_Given records_.
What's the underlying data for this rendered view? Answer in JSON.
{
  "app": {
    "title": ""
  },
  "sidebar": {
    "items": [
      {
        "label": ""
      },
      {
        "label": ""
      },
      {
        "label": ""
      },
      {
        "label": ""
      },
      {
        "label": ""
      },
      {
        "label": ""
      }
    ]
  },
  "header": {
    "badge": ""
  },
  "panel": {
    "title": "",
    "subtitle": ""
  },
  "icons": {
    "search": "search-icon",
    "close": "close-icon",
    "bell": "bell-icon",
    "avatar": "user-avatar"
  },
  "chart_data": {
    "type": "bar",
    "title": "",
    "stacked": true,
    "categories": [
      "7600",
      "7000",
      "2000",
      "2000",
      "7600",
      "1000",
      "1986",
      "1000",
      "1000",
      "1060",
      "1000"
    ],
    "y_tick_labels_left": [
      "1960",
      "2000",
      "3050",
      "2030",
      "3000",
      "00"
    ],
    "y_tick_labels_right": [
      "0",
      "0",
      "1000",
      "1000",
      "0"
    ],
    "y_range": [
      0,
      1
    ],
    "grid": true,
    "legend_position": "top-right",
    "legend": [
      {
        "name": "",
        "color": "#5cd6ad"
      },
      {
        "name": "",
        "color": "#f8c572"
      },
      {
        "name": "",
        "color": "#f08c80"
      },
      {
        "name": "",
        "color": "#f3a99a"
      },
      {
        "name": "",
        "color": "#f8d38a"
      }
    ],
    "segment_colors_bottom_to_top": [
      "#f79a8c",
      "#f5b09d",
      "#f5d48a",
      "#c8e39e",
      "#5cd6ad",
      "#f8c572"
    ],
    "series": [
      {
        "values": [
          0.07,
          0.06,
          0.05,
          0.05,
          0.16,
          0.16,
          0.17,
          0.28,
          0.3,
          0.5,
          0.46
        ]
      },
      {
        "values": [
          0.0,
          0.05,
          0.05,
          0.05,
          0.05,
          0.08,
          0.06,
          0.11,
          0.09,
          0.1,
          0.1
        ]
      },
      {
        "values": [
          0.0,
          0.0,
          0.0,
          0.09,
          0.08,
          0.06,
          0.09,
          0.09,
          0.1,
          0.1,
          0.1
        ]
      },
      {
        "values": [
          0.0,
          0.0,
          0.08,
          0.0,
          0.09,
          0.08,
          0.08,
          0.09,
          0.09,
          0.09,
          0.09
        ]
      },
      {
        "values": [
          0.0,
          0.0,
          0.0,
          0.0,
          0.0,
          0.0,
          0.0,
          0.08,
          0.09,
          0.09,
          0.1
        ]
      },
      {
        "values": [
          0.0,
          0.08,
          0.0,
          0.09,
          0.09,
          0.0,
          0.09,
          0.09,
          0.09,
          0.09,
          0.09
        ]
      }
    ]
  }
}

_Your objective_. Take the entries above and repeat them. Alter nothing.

_Solution_.
What's the underlying data for this rendered view? Answer in JSON.
{
  "app": {
    "title": ""
  },
  "sidebar": {
    "items": [
      {
        "label": ""
      },
      {
        "label": ""
      },
      {
        "label": ""
      },
      {
        "label": ""
      },
      {
        "label": ""
      },
      {
        "label": ""
      }
    ]
  },
  "header": {
    "badge": ""
  },
  "panel": {
    "title": "",
    "subtitle": ""
  },
  "icons": {
    "search": "search-icon",
    "close": "close-icon",
    "bell": "bell-icon",
    "avatar": "user-avatar"
  },
  "chart_data": {
    "type": "bar",
    "title": "",
    "stacked": true,
    "categories": [
      "7600",
      "7000",
      "2000",
      "2000",
      "7600",
      "1000",
      "1986",
      "1000",
      "1000",
      "1060",
      "1000"
    ],
    "y_tick_labels_left": [
      "1960",
      "2000",
      "3050",
      "2030",
      "3000",
      "00"
    ],
    "y_tick_labels_right": [
      "0",
      "0",
      "1000",
      "1000",
      "0"
    ],
    "y_range": [
      0,
      1
    ],
    "grid": true,
    "legend_position": "top-right",
    "legend": [
      {
        "name": "",
        "color": "#5cd6ad"
      },
      {
        "name": "",
        "color": "#f8c572"
      },
      {
        "name": "",
        "color": "#f08c80"
      },
      {
        "name": "",
        "color": "#f3a99a"
      },
      {
        "name": "",
        "color": "#f8d38a"
      }
    ],
    "segment_colors_bottom_to_top": [
      "#f79a8c",
      "#f5b09d",
      "#f5d48a",
      "#c8e39e",
      "#5cd6ad",
      "#f8c572"
    ],
    "series": [
      {
        "values": [
          0.07,
          0.06,
          0.05,
          0.05,
          0.16,
          0.16,
          0.17,
          0.28,
          0.3,
          0.5,
          0.46
        ]
      },
      {
        "values": [
          0.0,
          0.05,
          0.05,
          0.05,
          0.05,
          0.08,
          0.06,
          0.11,
          0.09,
          0.1,
          0.1
        ]
      },
      {
        "values": [
          0.0,
          0.0,
          0.0,
          0.09,
          0.08,
          0.06,
          0.09,
          0.09,
          0.1,
          0.1,
          0.1
        ]
      },
      {
        "values": [
          0.0,
          0.0,
          0.08,
          0.0,
          0.09,
          0.08,
          0.08,
          0.09,
          0.09,
          0.09,
          0.09
        ]
      },
      {
        "values": [
          0.0,
          0.0,
          0.0,
          0.0,
          0.0,
          0.0,
          0.0,
          0.08,
          0.09,
          0.09,
          0.1
        ]
      },
      {
        "values": [
          0.0,
          0.08,
          0.0,
          0.09,
          0.09,
          0.0,
          0.09,
          0.09,
          0.09,
          0.09,
          0.09
        ]
      }
    ]
  }
}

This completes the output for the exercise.